Just imagine that patients had access to new medicines on day one after authorisation by the European Commission.

That is our aspiration but we have a long way to go. Currently the average time to patient access from authorization is 517 days. And a system where patients in one European country have to wait ten times longer for a given medicine than in another country or region is simply untenable.

How do we turn imagination in to action?

By ensuring the revision of the Pharmaceutical Legislation creates the right ecosystem for the pharmaceutical industry to continue to discover, develop and deliver new medicines in Europe. That is always the first step to access.

By having the right partners around the table – the root causes behind these delays are multi factorial. Any solutions that can move us towards our shared goal of faster, more equitable access to medicines requires Member States, Industry, patient groups, HTA bodies, payers and healthcare providers.

The access situation in Europe

Millions of people across Europe are not always able to access the scientific breakthroughs when they need them. Data from EFPIA’s Patients W.A.I.T Indicator show that market authorisation and patient access can vary from three months to 2.5 years, depending on the country and region. Figures from the report show that, on average, a new medicine will reach patients fastest in Germany in 128 days; this compares with 918 days in Romania and 1351 days in Malta, with a European average of 517 days. Disparities persist between Northern and Western Europe and Southern and Eastern Europe - with an 80% average variance in availability.WAIT 2022

Understanding the issueThe reasons for these delays are multifactorial. An EFPIA Root Causes Analysis identified 10 interrelated factors that were causing access to medicines to be delayed. The reasons vary between regions of Europe: delays in filing in Western Europe are largely due to the value assessment process and evidence requirements; delays in Eastern Europe are due to health system constraints and the corresponding impact on companies’ decision-making and resource allocation. 

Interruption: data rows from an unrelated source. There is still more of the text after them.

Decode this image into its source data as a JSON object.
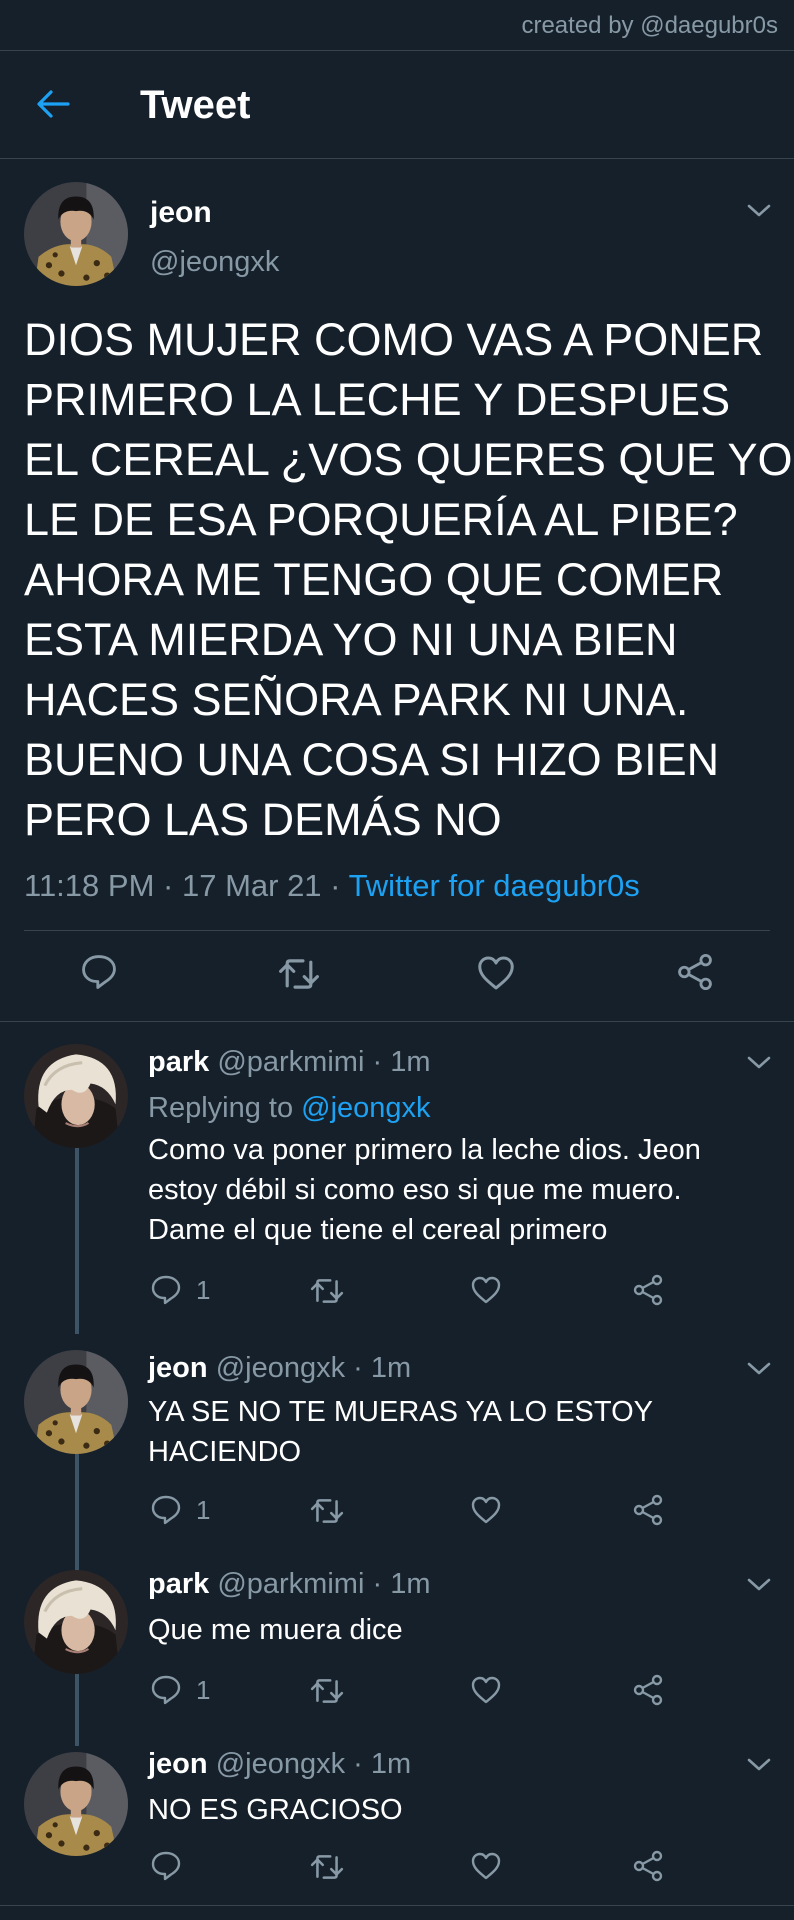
{
  "watermark": "created by @daegubr0s",
  "header": {
    "title": "Tweet",
    "back_icon": "arrow-left-icon"
  },
  "main_tweet": {
    "name": "jeon",
    "handle": "@jeongxk",
    "text_lines": [
      "DIOS MUJER COMO VAS A PONER",
      "PRIMERO LA LECHE Y DESPUES",
      "EL CEREAL ¿VOS QUERES QUE YO",
      "LE DE ESA PORQUERÍA AL PIBE?",
      "AHORA ME TENGO QUE COMER",
      "ESTA MIERDA YO NI UNA BIEN",
      "HACES SEÑORA PARK NI UNA.",
      "BUENO UNA COSA SI HIZO BIEN",
      "PERO LAS DEMÁS NO"
    ],
    "time": "11:18 PM",
    "date": "17 Mar 21",
    "separator": "·",
    "source": "Twitter for daegubr0s"
  },
  "replies": [
    {
      "name": "park",
      "handle": "@parkmimi",
      "time": "1m",
      "replying_prefix": "Replying to",
      "replying_to": "@jeongxk",
      "text_lines": [
        "Como va poner primero la leche dios. Jeon",
        "estoy débil si como eso si que me muero.",
        "Dame el que tiene el cereal primero"
      ],
      "reply_count": "1"
    },
    {
      "name": "jeon",
      "handle": "@jeongxk",
      "time": "1m",
      "text_lines": [
        "YA SE NO TE MUERAS YA LO ESTOY",
        "HACIENDO"
      ],
      "reply_count": "1"
    },
    {
      "name": "park",
      "handle": "@parkmimi",
      "time": "1m",
      "text_lines": [
        "Que me muera dice"
      ],
      "reply_count": "1"
    },
    {
      "name": "jeon",
      "handle": "@jeongxk",
      "time": "1m",
      "text_lines": [
        "NO ES GRACIOSO"
      ],
      "reply_count": ""
    }
  ],
  "colors": {
    "background": "#15202b",
    "divider": "#38444d",
    "secondary_text": "#8899a6",
    "accent": "#1da1f2",
    "thread_line": "#3d5466"
  },
  "icons": {
    "reply": "speech-bubble-icon",
    "retweet": "retweet-icon",
    "like": "heart-icon",
    "share": "share-icon",
    "more": "chevron-down-icon"
  }
}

By identifying these issues, it is clear that there is no one-size-fits-all-solution and that no one stakeholder can fix these problems alone. EFPIA is therefore supporting a multi-stakeholder approach to explore a range of initiatives, including a process that would better align value and ability to pay, more efficient value assessments of new vaccines and therapies as well as proposals to ensure solidarity across EU member states.

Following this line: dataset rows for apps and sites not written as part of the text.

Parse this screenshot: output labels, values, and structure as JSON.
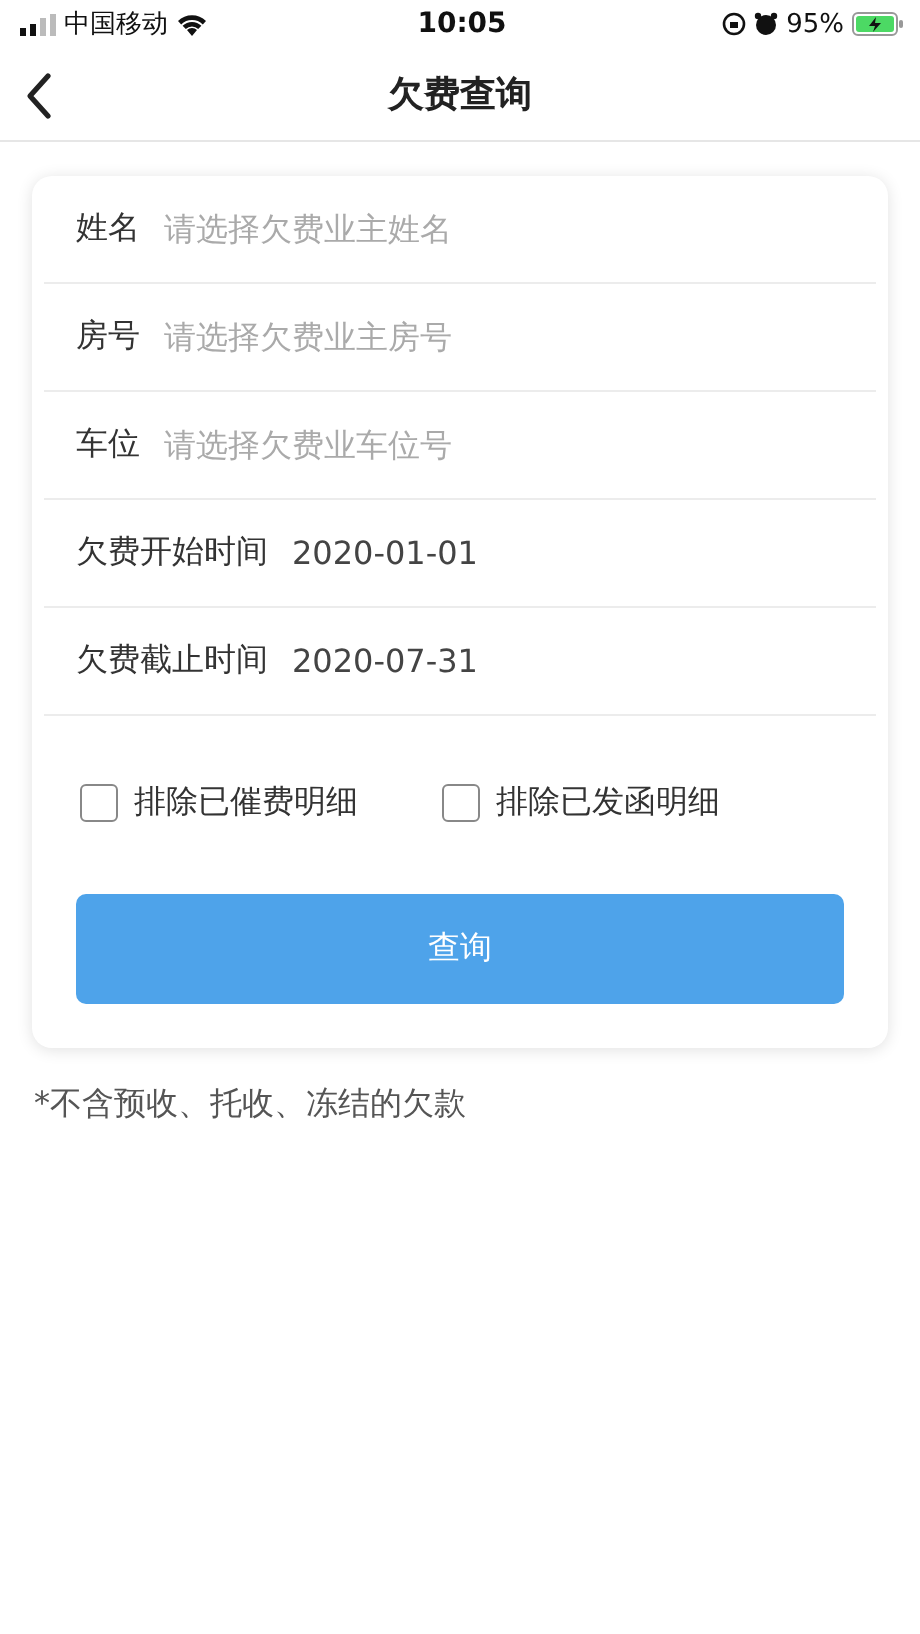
{
  "status_bar": {
    "carrier": "中国移动",
    "time": "10:05",
    "battery": "95%"
  },
  "nav": {
    "title": "欠费查询"
  },
  "form": {
    "fields": [
      {
        "label": "姓名",
        "kind": "select",
        "placeholder": "请选择欠费业主姓名"
      },
      {
        "label": "房号",
        "kind": "select",
        "placeholder": "请选择欠费业主房号"
      },
      {
        "label": "车位",
        "kind": "select",
        "placeholder": "请选择欠费业车位号"
      },
      {
        "label": "欠费开始时间",
        "kind": "value",
        "value": "2020-01-01"
      },
      {
        "label": "欠费截止时间",
        "kind": "value",
        "value": "2020-07-31"
      }
    ],
    "options": [
      {
        "label": "排除已催费明细",
        "checked": false
      },
      {
        "label": "排除已发函明细",
        "checked": false
      }
    ],
    "submit": "查询"
  },
  "note": "*不含预收、托收、冻结的欠款"
}
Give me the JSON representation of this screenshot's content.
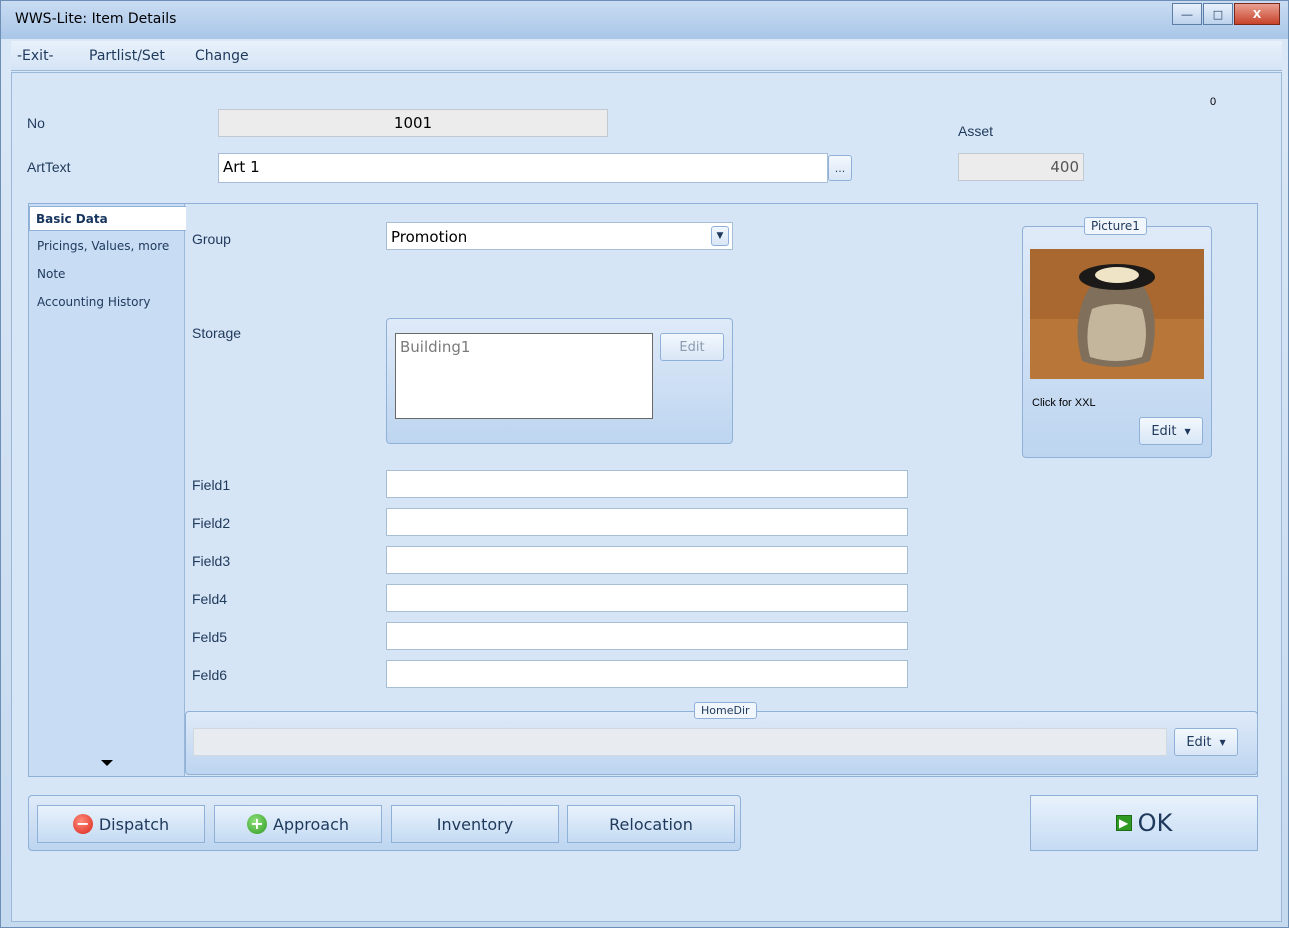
{
  "window": {
    "title": "WWS-Lite: Item Details"
  },
  "menu": {
    "items": [
      "-Exit-",
      "Partlist/Set",
      "Change"
    ]
  },
  "header": {
    "counter": "0",
    "no_label": "No",
    "no_value": "1001",
    "arttext_label": "ArtText",
    "arttext_value": "Art 1",
    "arttext_button": "...",
    "asset_label": "Asset",
    "asset_value": "400"
  },
  "tabs": [
    "Basic Data",
    "Pricings, Values, more",
    "Note",
    "Accounting History"
  ],
  "basic": {
    "group_label": "Group",
    "group_value": "Promotion",
    "storage_label": "Storage",
    "storage_items": [
      "Building1"
    ],
    "storage_edit": "Edit",
    "fields": [
      {
        "label": "Field1",
        "value": ""
      },
      {
        "label": "Field2",
        "value": ""
      },
      {
        "label": "Field3",
        "value": ""
      },
      {
        "label": "Feld4",
        "value": ""
      },
      {
        "label": "Feld5",
        "value": ""
      },
      {
        "label": "Feld6",
        "value": ""
      }
    ]
  },
  "picture": {
    "title": "Picture1",
    "caption": "Click for XXL",
    "edit": "Edit"
  },
  "homedir": {
    "title": "HomeDir",
    "value": "",
    "edit": "Edit"
  },
  "actions": {
    "dispatch": "Dispatch",
    "approach": "Approach",
    "inventory": "Inventory",
    "relocation": "Relocation",
    "ok": "OK"
  },
  "colors": {
    "accent": "#1e395b",
    "panel": "#d6e5f5",
    "border": "#8fb1d8"
  }
}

Bringing innovative solutions

EFPIA’s members have committed to file for pricing and reimbursement (P&R) as soon as possible but certainly within two years after gaining Marketing Authorisation, provided that local systems allow it, as they intensify their efforts to accelerate patient access to their latest medicines. Companies’ progress against this commitment is being tracked in the European Access Portal, an industry-led initiative to increase the visibility of the root causes of patients being unable to access new medicines.

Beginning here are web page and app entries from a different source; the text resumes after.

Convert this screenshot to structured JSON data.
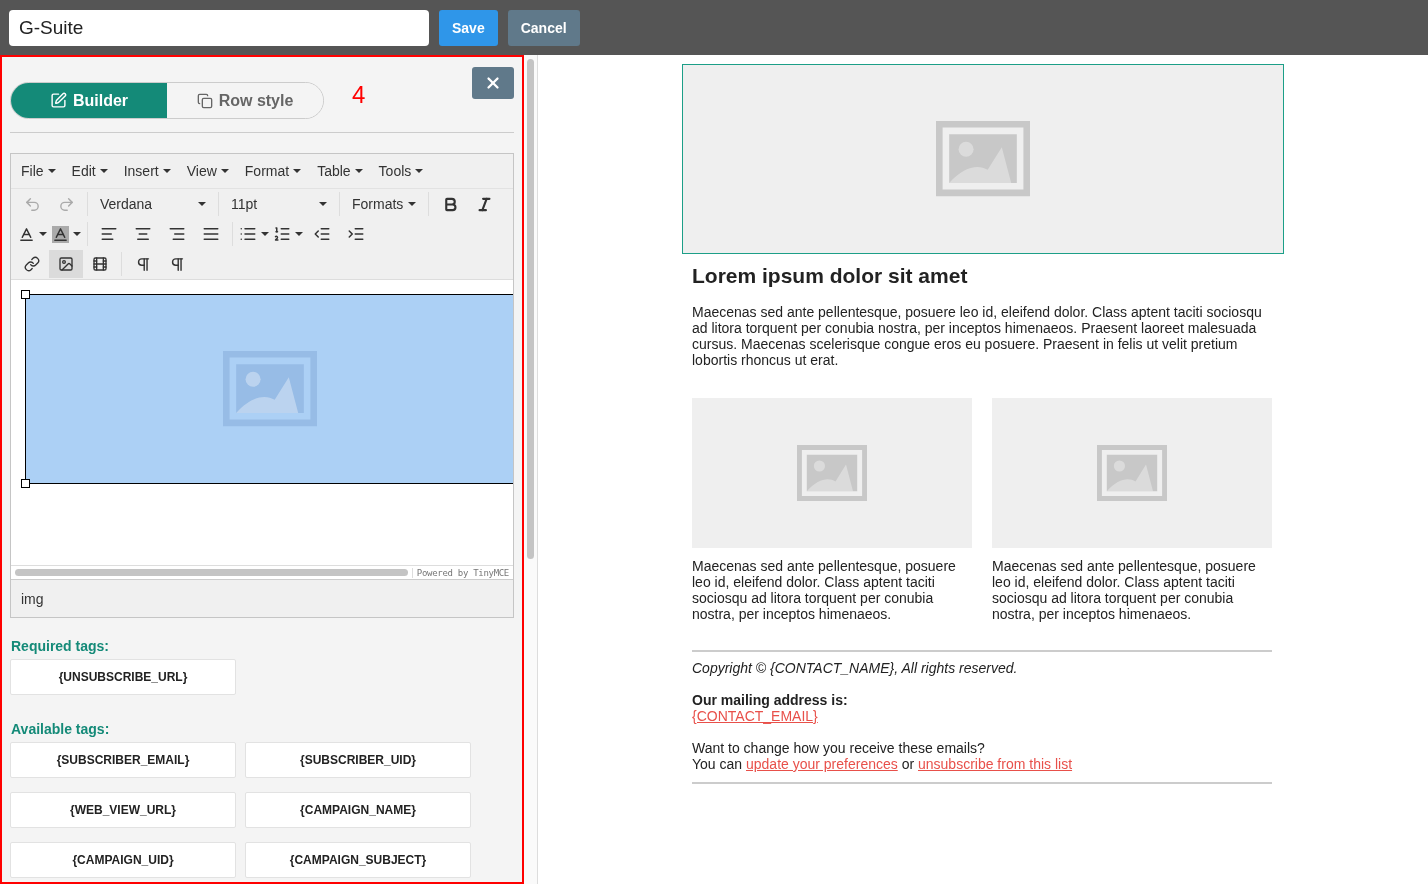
{
  "header": {
    "name_value": "G-Suite",
    "buttons": [
      {
        "label": "Save",
        "kind": "primary"
      },
      {
        "label": "Cancel",
        "kind": "secondary"
      }
    ]
  },
  "panel": {
    "annotation": "4",
    "tabs": [
      {
        "label": "Builder",
        "kind": "builder",
        "selected": true
      },
      {
        "label": "Row style",
        "kind": "rowstyle",
        "selected": false
      }
    ],
    "editor": {
      "menus": [
        "File",
        "Edit",
        "Insert",
        "View",
        "Format",
        "Table",
        "Tools"
      ],
      "font": "Verdana",
      "size": "11pt",
      "formats": "Formats",
      "insert_tools": [
        {
          "kind": "link",
          "selected": false
        },
        {
          "kind": "image",
          "selected": true
        },
        {
          "kind": "media",
          "selected": false
        }
      ],
      "branding": "Powered by TinyMCE",
      "status_path": "img"
    },
    "required_title": "Required tags:",
    "required_tags": [
      "{UNSUBSCRIBE_URL}"
    ],
    "available_title": "Available tags:",
    "available_tags": [
      "{SUBSCRIBER_EMAIL}",
      "{SUBSCRIBER_UID}",
      "{WEB_VIEW_URL}",
      "{CAMPAIGN_NAME}",
      "{CAMPAIGN_UID}",
      "{CAMPAIGN_SUBJECT}"
    ]
  },
  "preview": {
    "heading": "Lorem ipsum dolor sit amet",
    "intro": "Maecenas sed ante pellentesque, posuere leo id, eleifend dolor. Class aptent taciti sociosqu ad litora torquent per conubia nostra, per inceptos himenaeos. Praesent laoreet malesuada cursus. Maecenas scelerisque congue eros eu posuere. Praesent in felis ut velit pretium lobortis rhoncus ut erat.",
    "columns": [
      {
        "text": "Maecenas sed ante pellentesque, posuere leo id, eleifend dolor. Class aptent taciti sociosqu ad litora torquent per conubia nostra, per inceptos himenaeos."
      },
      {
        "text": "Maecenas sed ante pellentesque, posuere leo id, eleifend dolor. Class aptent taciti sociosqu ad litora torquent per conubia nostra, per inceptos himenaeos."
      }
    ],
    "copyright": "Copyright © {CONTACT_NAME}, All rights reserved.",
    "address_label": "Our mailing address is:",
    "address_link": "{CONTACT_EMAIL}",
    "change_text": "Want to change how you receive these emails?",
    "you_can": "You can",
    "preferences_link": "update your preferences",
    "or": "or",
    "unsubscribe_link": "unsubscribe from this list"
  }
}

Results from the first ever data set from the Portal show that six out of ten medicines have been filed for pricing and reimbursement in just 14 months, demonstrating industry’s commitment to filing for pricing and reimbursement across the EU27 within two years. A clear picture is also emerging about the exact points of delay. For medicines that have completed the reimbursement process, early trends from the Portal suggest that about a quarter of the delays to patient availability are due to delays in company filing and the rest (75%) occur as the product goes through national pricing and reimbursement processes.  

The pharmaceutical industry has also proposed new pricing structures in a bid to address barriers related to affordability.

EFPIA’s proposal for an Equity-Based Tiered Pricing framework is aimed at ensuring that the countries that can afford less, pay less for medicines. For this to happen, the European Commission and EU Member States will need to amend External Reference Pricing systems. In addition, rules related to the EU internal market will also have to be adapted to prevent parallel trade; buying medicines at lower prices in certain countries and selling them on in markets where they can demand a higher price.

EFPIA and its members are also proposing a greater push towards novel pricing and payment models that will make it easier for Member States to introduce highly innovative medicines, such as cell and gene therapies. The potential clinical benefits of these new therapies are enormous, but limited datasets and a lack of long-term experience with these therapies are not compatible with today’s reimbursement systems.

But these challenges could be surmounted by making greater use of outcomes-based payment models and subscription models, as well as supporting sustainability by paying for medicines over time. Moving forward with more flexible pricing solutions would allow decision makers to manage uncertainty around outcomes over the longer term, whilst providing swift access to lifesaving and life-changing medicines.

Data from the Access Portal shows that that no one sector, organisation or legislation can address medicines access issues in isolation. To make real progress in providing equal access to treatments across Europe, we need all partners around the table to work together to find predictable, practical and timely solutions, while legislators focus the revision of the pharma legislation to ensure Europe remains an attractive location for medicines R&D.